The Conference of INGOs includes about 400 organizations. The plenary meetings of the Conference of INGOs are held twice a year during January and June sessions of the PACE.
The main activity of the Council of Europe is to establish a pan-European legal area. To that end the conventions are developed which define the principles and directions of cooperation between the member-states in all the areas within the competence of the Council of Europe. More than 210 legal documents (multilateral conventions, treaties and additional protocols to them) form a legal basis of the Council of Europe at the moment. Russia has ratified 65 legal acts of the Council of Europe. Another 16 conventions and protocols have been signed and are waiting for ratification (as of October 2017).
The most important of them envisage that special monitoring bodies are established. These bodies comprise a monitoring system of the Council of Europe.
The Convention for the Protection of Human Rights and Fundamental Freedoms which was opened for signature in 1950 and entered into force in 1953 plays a key role for the functioning of the Council of Europe. All the states are obliged to sign the European Convention on Human Rights when joining the Council of Europe.
The Convention also establishes an international enforcement machinery. To ensure the observance of the engagements undertaken by the Parties, the European Court of Human Rights in Strasbourg has been set up. The Parliamentary Assembly elects one judge from each member-state of the Council of Europe. The decisions of the Court are final and binding. Control over their implementation is carried out by the CM.
The post of the Commissioner for Human Rights was established in May 1999. The Commissioner is elected for a non-renewable term of office of six years by the Parliamentary Assembly from a list of three candidates drawn up by the Committee of Ministers.
The Commissioner is considered as a non-judicial institution established to monitor human rights in the member states of the Council of Europe. Although the Commissioner cannot act upon individual complaints, the Commissioner can study any information regarding human rights situation in the member-states of the Council of Europe.

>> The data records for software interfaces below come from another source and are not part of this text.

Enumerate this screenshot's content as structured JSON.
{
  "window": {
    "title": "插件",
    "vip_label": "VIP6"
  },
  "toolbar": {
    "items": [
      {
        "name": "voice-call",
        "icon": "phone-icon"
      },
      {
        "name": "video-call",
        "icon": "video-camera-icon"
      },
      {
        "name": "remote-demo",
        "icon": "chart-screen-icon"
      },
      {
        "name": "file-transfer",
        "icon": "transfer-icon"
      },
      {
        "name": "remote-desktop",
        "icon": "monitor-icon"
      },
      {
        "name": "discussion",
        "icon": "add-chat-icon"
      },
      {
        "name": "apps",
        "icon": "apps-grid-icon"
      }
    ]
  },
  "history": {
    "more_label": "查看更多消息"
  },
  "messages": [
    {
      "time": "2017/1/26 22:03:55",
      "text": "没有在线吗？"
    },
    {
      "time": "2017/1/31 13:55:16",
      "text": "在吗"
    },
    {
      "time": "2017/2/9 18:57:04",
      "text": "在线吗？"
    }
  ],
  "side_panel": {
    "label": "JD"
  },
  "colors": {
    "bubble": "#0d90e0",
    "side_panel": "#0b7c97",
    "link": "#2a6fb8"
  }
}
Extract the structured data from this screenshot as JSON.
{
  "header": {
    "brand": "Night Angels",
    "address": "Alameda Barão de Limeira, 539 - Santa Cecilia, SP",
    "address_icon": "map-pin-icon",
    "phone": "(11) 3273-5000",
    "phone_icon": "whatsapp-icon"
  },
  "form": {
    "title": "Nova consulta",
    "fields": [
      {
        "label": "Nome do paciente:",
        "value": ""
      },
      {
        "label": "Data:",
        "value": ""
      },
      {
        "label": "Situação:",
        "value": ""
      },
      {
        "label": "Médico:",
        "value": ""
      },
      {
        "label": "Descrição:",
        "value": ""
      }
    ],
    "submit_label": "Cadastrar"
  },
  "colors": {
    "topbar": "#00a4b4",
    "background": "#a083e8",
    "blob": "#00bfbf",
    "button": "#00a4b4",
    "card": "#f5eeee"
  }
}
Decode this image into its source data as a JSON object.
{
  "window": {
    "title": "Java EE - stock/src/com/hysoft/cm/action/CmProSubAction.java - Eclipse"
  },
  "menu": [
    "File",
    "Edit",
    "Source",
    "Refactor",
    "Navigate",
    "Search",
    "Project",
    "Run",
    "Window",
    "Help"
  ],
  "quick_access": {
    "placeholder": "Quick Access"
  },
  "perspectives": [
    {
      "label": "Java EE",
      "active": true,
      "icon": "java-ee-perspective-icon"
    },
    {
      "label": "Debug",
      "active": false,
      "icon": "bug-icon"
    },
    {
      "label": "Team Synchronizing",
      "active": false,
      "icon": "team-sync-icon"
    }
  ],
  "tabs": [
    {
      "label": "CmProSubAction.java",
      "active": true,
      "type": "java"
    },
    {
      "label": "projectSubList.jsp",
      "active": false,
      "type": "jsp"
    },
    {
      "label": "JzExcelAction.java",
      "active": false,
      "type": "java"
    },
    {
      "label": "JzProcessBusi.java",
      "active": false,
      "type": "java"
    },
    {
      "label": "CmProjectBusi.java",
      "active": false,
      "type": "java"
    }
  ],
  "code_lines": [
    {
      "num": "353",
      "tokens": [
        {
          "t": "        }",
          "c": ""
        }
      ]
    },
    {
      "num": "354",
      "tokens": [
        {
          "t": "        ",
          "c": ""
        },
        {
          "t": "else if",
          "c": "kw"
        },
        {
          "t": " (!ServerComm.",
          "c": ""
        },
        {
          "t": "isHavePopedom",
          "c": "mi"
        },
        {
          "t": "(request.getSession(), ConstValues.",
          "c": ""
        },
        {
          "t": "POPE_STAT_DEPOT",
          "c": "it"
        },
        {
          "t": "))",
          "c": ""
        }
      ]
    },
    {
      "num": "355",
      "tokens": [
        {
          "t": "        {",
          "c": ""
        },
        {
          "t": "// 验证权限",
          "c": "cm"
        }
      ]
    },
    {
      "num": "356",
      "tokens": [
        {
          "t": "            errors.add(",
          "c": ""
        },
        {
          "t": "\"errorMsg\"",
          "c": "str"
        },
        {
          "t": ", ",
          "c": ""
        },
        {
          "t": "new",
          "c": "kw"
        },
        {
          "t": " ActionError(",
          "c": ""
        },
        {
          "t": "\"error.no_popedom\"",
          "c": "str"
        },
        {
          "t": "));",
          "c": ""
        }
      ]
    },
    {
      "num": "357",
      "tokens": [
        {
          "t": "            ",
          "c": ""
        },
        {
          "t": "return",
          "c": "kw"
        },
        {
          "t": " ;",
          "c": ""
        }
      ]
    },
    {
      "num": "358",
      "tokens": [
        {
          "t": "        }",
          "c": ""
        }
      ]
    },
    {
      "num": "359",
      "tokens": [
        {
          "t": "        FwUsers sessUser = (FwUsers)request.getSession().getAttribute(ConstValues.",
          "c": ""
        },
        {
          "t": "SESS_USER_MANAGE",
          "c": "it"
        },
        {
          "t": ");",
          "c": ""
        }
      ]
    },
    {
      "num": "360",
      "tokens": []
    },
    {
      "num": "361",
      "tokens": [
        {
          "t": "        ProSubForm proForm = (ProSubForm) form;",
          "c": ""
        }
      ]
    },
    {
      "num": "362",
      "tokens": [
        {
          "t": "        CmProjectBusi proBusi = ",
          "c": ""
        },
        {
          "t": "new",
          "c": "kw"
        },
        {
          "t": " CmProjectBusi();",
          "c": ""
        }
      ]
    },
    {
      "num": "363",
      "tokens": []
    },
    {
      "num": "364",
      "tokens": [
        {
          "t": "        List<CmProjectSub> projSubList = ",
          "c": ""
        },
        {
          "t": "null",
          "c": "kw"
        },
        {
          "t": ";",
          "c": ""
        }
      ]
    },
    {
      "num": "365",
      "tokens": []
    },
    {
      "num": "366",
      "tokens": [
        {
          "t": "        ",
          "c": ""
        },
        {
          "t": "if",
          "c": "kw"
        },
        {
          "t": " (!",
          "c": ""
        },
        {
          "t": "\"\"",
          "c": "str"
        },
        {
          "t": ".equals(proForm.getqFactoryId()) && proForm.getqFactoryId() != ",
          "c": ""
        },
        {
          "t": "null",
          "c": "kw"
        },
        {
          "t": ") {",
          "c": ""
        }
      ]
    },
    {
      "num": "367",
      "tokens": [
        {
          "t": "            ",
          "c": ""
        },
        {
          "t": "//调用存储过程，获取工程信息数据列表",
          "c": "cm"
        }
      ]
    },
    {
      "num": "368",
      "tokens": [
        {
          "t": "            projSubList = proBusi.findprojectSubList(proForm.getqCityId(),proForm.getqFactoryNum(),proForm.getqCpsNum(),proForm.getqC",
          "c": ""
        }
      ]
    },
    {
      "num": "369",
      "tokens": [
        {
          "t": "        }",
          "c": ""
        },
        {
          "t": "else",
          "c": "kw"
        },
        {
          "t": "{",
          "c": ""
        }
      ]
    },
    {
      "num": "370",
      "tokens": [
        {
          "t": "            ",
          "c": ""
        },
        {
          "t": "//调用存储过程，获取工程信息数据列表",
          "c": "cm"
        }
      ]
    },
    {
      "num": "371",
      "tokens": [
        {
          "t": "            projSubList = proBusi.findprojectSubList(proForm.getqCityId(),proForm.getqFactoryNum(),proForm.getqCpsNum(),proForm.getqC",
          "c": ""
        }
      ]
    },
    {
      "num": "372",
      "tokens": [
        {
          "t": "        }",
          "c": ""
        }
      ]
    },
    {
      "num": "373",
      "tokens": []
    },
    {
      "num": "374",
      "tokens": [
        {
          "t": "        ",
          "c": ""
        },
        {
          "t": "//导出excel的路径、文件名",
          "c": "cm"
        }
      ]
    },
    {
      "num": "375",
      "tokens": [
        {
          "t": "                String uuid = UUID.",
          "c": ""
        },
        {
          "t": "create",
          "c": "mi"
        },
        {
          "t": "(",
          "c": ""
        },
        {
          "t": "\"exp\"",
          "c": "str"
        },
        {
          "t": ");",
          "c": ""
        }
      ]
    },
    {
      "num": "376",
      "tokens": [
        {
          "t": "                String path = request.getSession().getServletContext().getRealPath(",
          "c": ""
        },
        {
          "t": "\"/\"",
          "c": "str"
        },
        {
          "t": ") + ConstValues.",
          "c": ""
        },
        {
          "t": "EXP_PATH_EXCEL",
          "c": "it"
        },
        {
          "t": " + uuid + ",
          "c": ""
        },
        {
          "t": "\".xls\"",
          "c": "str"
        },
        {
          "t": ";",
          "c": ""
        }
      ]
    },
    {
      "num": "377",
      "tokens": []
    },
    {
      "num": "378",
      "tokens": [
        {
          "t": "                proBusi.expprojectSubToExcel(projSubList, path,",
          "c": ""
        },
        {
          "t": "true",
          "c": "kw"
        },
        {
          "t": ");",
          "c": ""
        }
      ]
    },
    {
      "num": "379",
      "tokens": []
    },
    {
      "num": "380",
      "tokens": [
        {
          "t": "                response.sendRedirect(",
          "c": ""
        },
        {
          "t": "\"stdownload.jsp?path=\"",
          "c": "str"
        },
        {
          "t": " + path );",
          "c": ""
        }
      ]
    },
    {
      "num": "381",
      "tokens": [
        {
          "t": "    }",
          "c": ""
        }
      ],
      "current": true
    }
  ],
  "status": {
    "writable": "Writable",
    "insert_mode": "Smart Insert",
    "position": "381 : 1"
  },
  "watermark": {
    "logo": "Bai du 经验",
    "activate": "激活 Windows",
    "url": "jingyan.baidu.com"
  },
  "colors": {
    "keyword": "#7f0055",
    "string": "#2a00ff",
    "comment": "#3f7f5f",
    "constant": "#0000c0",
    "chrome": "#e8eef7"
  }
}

The Commissioner closely cooperates with the CM and PACE on the human rights issues, facilitate the activities of national ombudsperson institutions and other human rights structures and actively cooperates with them, cooperates with other international institutions for the promotion and protection of human rights. The Commissioner submits quarterly and annual reports to the CM.
Other monitoring mechanisms of the Council of Europe play an important role. They are Group of States against Corruption (GRECO), European Committee for the Prevention of Torture and Inhuman or Degrading Treatment or Punishment (CPT), Group of Experts on Action against Trafficking in Human Beings (GRETA), European Commission for the Efficiency of Justice (CEPEJ), Committee of Experts on the Evaluation of Anti-Money Laundering Measures and the Financing of Terrorism (MONEYVAL), European Commission against Racism and Intolerance (ECRI), European Committee of Social Rights (ECSR), Advisory Committee on the Framework Convention for the Protection of National Minorities and Committee of Experts of the European Charter for Regional or Minority Languages
Under the auspices of the Council of Europe, there are fourteen platforms for cooperation in specific fields. They have their own budgets. The legal basis for their creation and functioning is the Partial agreements, acting in accordance with the Statutory Resolution No. (93)28 on partial and enlarged agreements. Currently Russia participates in eight of them:
and in the European Pharmacopoeia as an observer.